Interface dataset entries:
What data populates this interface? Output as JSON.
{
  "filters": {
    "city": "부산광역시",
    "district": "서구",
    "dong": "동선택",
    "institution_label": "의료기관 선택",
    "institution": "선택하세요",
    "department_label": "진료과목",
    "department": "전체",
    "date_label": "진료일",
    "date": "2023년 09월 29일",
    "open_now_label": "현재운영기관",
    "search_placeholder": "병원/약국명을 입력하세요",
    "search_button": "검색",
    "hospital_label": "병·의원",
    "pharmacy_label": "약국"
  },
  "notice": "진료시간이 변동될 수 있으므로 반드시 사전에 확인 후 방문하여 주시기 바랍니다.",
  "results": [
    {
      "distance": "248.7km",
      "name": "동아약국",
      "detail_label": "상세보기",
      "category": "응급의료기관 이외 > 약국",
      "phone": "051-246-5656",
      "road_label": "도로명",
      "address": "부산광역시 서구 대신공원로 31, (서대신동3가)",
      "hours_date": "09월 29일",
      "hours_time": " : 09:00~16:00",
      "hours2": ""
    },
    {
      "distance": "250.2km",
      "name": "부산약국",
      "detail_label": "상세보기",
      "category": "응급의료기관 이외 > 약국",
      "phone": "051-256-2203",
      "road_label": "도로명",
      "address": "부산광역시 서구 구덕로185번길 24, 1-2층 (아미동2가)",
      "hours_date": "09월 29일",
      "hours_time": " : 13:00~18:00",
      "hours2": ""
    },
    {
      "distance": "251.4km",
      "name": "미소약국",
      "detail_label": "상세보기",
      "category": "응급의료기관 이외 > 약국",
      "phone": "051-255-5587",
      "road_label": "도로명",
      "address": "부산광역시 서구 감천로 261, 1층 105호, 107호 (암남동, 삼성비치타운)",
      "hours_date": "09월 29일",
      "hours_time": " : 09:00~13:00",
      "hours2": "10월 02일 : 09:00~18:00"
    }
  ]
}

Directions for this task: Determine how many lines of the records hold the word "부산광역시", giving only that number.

Answer to this exercise: 4